#### Activity
Looking at the records below, say how many lines contain "title". Nothing else belongs in the answer.

=-=-=-=-=

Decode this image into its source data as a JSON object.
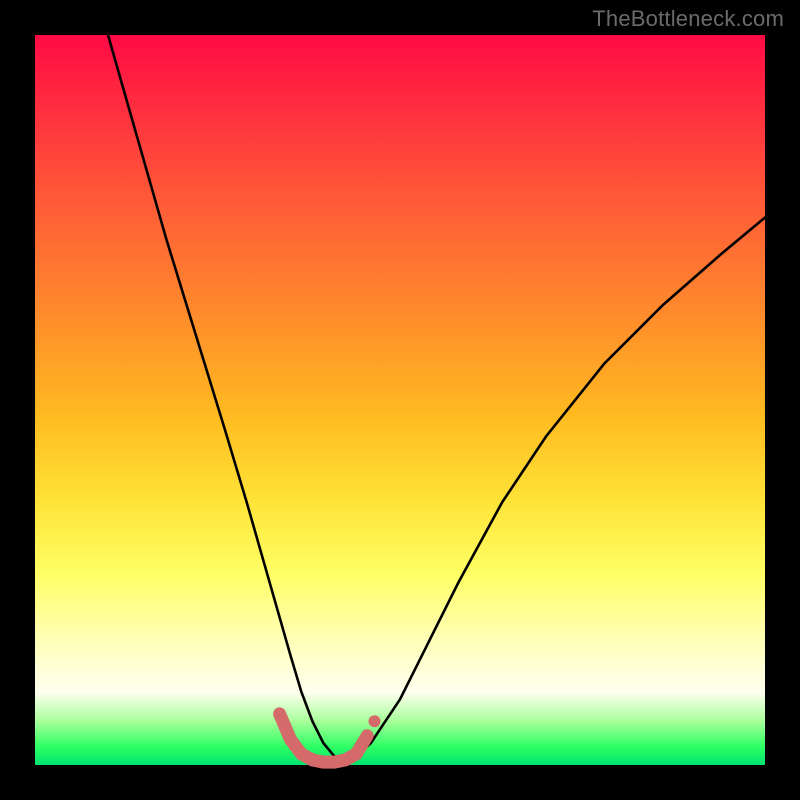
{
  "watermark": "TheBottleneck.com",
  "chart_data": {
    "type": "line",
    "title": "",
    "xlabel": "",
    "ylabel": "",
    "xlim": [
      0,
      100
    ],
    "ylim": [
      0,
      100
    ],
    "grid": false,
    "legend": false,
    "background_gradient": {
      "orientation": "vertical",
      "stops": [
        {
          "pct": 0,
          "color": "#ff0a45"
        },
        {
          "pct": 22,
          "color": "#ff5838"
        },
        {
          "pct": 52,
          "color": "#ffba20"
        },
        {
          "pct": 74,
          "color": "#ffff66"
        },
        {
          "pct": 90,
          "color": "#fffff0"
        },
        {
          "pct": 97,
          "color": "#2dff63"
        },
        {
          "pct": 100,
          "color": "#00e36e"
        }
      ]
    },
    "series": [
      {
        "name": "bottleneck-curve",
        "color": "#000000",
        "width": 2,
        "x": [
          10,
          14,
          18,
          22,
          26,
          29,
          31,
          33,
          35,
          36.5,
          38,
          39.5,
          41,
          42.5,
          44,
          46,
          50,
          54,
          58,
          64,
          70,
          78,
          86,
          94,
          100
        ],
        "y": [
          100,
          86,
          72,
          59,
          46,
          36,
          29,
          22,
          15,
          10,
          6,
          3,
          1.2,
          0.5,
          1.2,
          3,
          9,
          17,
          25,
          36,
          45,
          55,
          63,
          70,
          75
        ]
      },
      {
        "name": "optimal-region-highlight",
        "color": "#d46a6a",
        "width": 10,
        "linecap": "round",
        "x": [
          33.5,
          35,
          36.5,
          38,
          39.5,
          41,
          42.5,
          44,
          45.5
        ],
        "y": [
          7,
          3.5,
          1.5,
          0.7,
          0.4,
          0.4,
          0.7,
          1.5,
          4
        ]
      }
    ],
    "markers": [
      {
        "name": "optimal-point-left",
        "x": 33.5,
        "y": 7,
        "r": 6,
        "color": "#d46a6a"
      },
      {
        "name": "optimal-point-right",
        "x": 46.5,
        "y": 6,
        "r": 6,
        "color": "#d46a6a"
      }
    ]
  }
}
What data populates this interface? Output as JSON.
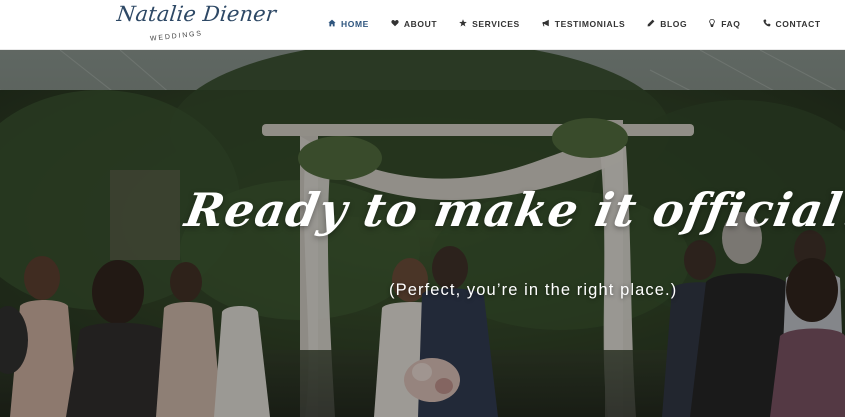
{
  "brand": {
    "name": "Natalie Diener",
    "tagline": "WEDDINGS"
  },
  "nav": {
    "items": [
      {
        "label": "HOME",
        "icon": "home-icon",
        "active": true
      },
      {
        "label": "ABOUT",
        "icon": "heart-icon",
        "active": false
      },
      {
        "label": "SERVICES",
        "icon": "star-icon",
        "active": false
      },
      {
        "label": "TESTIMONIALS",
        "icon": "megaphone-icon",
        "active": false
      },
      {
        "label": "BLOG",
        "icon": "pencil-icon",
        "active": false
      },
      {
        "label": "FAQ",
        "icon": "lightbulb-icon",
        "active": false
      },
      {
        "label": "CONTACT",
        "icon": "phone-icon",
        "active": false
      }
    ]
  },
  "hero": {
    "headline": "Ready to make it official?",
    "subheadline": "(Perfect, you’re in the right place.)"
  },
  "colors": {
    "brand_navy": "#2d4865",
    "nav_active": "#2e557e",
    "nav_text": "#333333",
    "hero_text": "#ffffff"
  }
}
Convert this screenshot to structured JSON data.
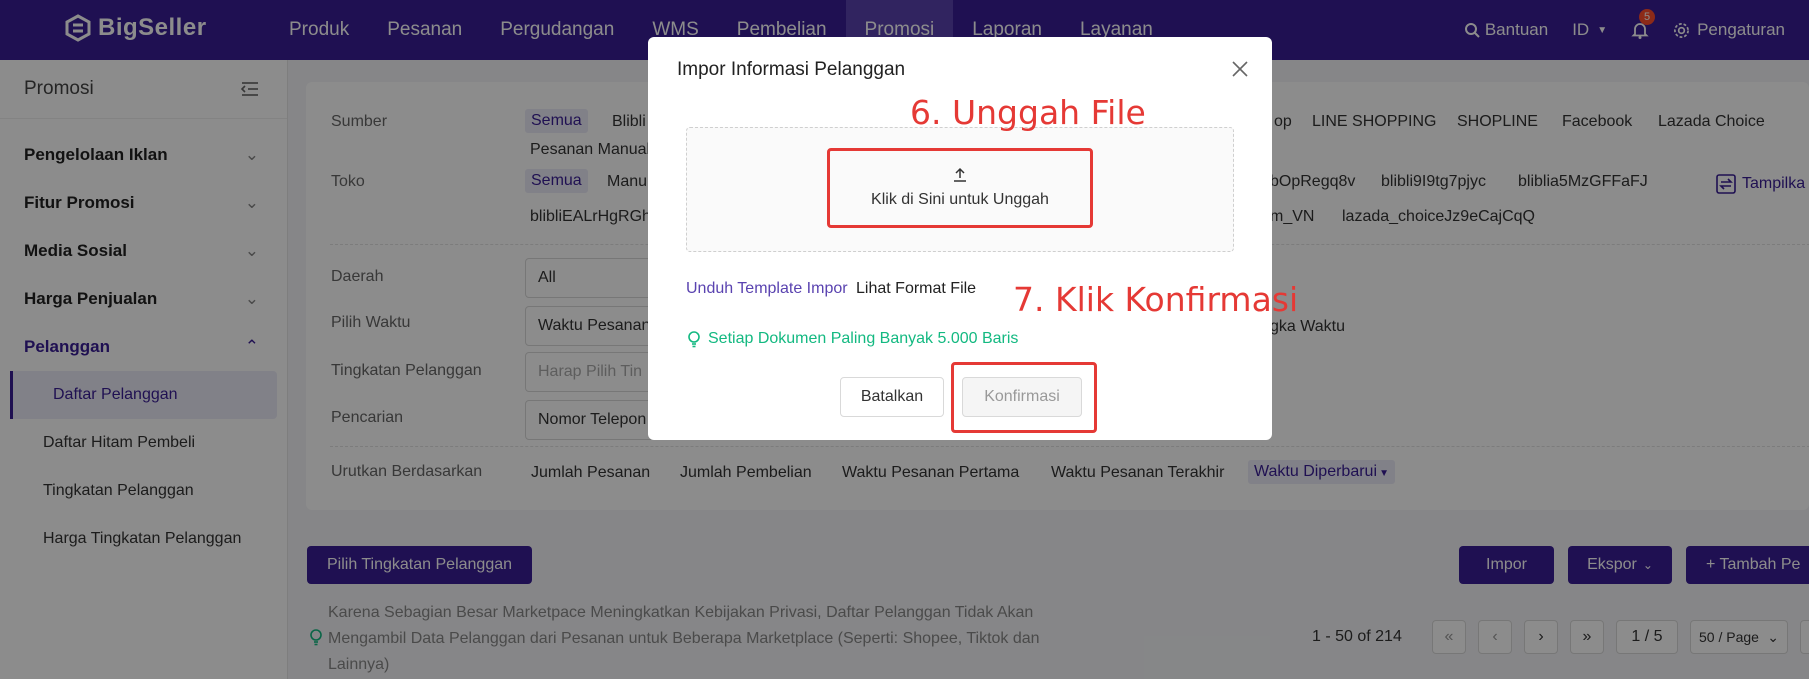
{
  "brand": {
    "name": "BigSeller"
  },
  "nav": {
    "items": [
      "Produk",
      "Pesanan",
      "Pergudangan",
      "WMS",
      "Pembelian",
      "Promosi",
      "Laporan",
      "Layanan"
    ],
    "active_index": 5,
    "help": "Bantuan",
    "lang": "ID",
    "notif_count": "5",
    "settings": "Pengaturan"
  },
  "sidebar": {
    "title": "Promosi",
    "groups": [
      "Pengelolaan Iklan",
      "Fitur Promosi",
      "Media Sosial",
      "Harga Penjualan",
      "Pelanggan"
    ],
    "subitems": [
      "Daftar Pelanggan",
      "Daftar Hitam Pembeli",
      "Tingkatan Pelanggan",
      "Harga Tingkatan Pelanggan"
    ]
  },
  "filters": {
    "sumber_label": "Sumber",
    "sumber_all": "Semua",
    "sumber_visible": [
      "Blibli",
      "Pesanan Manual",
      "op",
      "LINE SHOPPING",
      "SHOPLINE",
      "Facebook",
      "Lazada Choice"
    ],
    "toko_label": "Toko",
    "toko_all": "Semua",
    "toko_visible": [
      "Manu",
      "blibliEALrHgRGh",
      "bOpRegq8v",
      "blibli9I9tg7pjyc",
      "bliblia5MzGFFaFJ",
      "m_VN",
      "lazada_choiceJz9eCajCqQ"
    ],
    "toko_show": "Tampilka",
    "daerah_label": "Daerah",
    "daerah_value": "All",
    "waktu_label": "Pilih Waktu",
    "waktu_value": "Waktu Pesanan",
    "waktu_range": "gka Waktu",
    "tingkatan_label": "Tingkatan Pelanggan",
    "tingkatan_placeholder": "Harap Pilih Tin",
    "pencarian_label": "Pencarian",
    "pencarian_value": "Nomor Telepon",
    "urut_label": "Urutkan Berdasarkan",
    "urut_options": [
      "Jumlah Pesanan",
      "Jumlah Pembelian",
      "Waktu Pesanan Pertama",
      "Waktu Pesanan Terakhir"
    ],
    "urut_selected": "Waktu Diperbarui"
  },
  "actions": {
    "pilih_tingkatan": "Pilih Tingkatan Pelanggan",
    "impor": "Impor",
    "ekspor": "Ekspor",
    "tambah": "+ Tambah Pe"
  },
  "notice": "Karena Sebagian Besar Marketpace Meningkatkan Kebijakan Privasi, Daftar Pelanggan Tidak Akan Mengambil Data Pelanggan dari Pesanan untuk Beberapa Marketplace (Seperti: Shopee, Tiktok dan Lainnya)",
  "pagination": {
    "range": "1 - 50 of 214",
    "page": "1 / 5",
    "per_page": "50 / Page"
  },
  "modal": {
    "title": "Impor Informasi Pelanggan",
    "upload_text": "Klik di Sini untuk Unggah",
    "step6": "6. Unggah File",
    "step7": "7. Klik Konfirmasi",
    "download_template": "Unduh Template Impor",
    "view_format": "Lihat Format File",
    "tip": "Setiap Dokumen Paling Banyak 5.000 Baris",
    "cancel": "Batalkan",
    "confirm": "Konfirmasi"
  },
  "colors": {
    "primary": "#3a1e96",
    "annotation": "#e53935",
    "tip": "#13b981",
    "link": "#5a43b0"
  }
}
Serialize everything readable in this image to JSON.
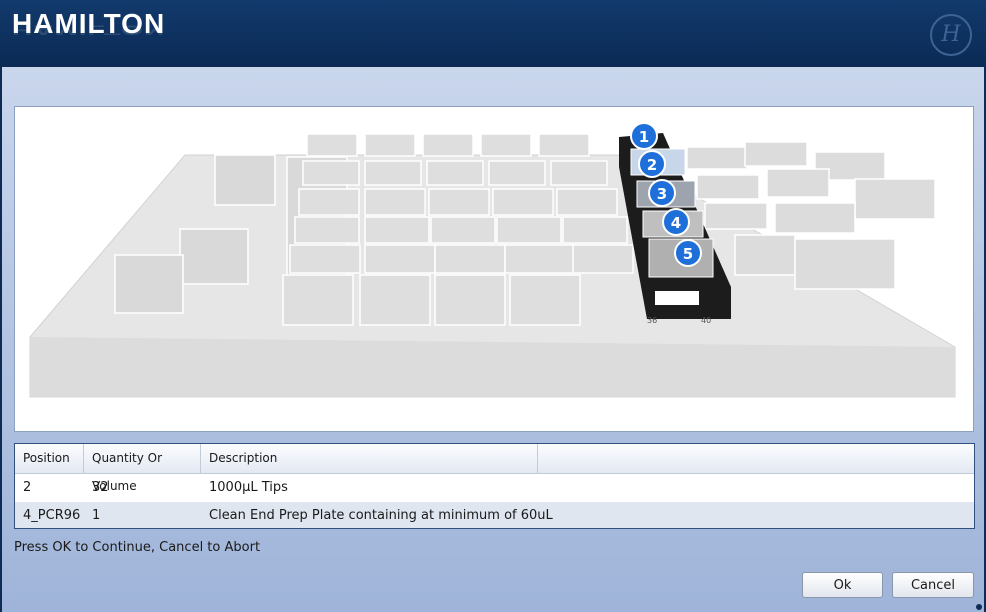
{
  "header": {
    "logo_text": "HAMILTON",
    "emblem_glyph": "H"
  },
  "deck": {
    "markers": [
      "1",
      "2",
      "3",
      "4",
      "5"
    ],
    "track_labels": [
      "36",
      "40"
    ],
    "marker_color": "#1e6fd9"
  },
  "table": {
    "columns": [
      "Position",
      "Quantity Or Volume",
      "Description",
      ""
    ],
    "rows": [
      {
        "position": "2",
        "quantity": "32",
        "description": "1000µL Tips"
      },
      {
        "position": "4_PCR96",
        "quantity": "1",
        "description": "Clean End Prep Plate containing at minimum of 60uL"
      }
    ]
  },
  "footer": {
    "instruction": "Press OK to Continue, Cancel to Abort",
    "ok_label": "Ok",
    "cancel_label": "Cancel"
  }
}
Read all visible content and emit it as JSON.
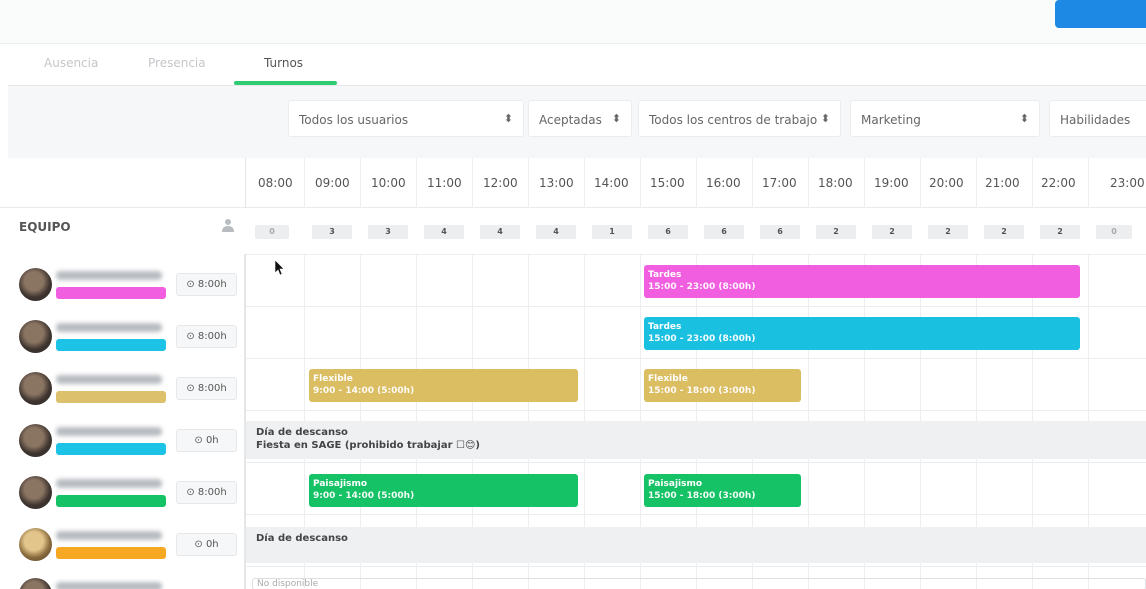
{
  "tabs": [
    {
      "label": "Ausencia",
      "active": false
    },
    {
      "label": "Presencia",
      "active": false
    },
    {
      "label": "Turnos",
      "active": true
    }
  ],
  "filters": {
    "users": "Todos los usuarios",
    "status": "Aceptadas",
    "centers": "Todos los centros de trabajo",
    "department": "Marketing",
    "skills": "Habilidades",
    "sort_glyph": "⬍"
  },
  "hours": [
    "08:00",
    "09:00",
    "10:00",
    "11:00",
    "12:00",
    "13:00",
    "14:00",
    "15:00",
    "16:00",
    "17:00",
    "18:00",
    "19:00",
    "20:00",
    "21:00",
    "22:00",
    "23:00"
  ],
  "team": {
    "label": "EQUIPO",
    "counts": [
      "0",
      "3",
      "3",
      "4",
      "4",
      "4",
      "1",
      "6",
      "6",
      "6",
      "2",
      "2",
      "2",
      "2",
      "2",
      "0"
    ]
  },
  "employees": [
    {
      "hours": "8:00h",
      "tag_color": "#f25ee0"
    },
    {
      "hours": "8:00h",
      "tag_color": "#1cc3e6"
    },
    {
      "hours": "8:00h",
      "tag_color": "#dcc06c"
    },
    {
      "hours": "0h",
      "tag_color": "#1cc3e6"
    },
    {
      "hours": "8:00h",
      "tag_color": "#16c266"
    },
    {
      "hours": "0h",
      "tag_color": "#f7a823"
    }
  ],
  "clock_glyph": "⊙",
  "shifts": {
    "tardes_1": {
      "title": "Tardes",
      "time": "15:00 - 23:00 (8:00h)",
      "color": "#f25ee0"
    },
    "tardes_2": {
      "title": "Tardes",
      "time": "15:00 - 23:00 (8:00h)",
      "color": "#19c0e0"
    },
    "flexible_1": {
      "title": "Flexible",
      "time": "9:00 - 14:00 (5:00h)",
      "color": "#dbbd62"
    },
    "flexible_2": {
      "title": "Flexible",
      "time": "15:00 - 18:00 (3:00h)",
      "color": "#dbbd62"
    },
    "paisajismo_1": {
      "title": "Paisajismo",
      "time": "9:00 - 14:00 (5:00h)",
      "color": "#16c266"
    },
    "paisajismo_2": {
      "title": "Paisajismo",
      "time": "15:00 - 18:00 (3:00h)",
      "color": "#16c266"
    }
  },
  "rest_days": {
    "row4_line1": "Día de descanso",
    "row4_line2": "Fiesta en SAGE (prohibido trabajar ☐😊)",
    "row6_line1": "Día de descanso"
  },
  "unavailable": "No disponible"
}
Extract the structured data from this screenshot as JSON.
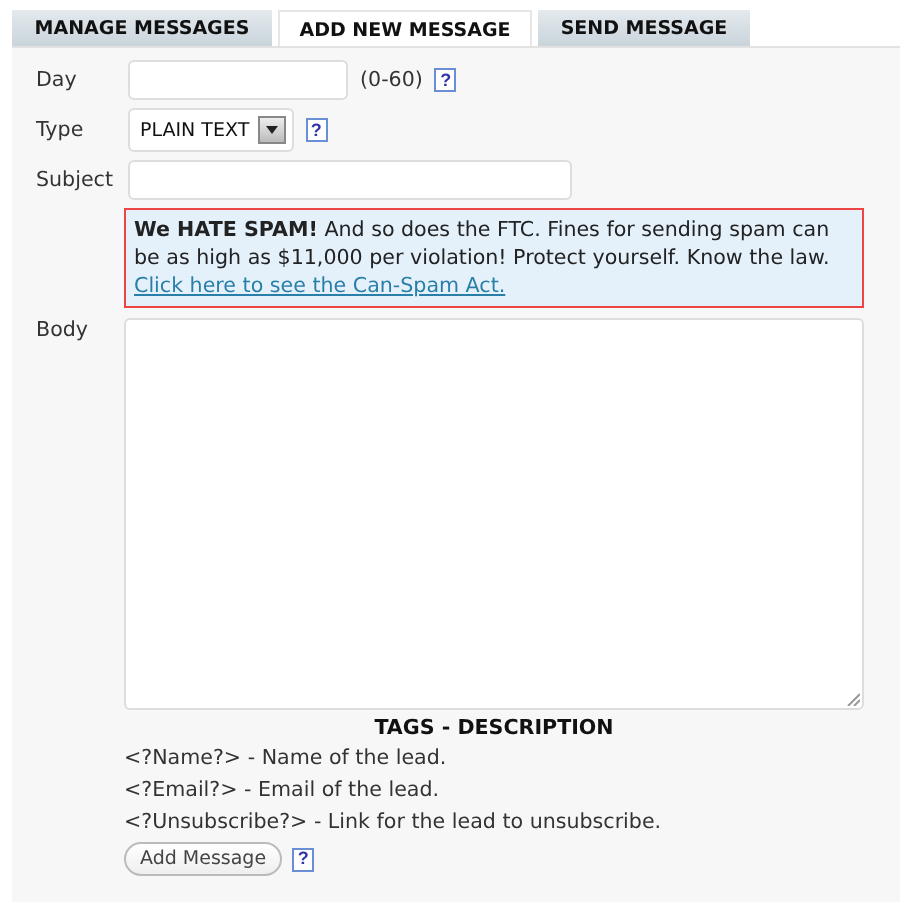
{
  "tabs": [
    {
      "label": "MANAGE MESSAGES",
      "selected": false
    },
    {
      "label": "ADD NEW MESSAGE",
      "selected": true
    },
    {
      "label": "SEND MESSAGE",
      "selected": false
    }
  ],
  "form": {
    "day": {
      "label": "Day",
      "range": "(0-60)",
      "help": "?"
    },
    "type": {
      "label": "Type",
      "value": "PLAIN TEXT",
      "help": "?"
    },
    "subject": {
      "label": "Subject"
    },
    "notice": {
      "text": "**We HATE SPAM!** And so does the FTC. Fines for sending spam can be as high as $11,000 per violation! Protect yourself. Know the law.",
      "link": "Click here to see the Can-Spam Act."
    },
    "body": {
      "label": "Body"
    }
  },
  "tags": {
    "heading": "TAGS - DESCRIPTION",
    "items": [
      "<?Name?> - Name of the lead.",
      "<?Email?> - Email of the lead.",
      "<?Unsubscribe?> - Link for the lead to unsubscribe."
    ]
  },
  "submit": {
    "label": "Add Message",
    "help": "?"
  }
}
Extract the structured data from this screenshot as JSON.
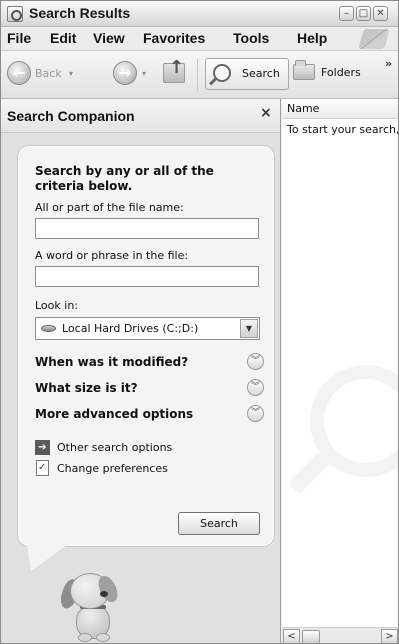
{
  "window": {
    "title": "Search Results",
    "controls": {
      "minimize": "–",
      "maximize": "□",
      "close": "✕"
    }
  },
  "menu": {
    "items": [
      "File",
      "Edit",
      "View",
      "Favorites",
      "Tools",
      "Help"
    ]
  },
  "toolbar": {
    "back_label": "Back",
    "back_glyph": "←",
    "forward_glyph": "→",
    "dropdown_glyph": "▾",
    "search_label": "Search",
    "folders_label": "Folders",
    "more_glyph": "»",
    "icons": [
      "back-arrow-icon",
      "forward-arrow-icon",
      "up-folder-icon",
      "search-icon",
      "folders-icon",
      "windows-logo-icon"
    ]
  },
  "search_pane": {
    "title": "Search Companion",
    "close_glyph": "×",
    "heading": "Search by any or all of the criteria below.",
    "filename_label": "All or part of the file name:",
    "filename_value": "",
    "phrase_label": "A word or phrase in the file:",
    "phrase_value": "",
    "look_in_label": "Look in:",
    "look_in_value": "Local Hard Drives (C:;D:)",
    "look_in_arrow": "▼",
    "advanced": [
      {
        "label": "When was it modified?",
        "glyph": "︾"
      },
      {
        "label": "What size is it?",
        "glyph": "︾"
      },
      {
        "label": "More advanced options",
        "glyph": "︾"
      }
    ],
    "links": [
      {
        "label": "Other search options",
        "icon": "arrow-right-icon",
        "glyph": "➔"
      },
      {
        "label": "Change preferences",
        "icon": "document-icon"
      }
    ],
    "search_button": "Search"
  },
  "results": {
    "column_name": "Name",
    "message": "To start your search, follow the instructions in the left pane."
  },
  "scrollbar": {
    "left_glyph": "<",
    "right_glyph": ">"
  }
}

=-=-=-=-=

#### Worked solution
11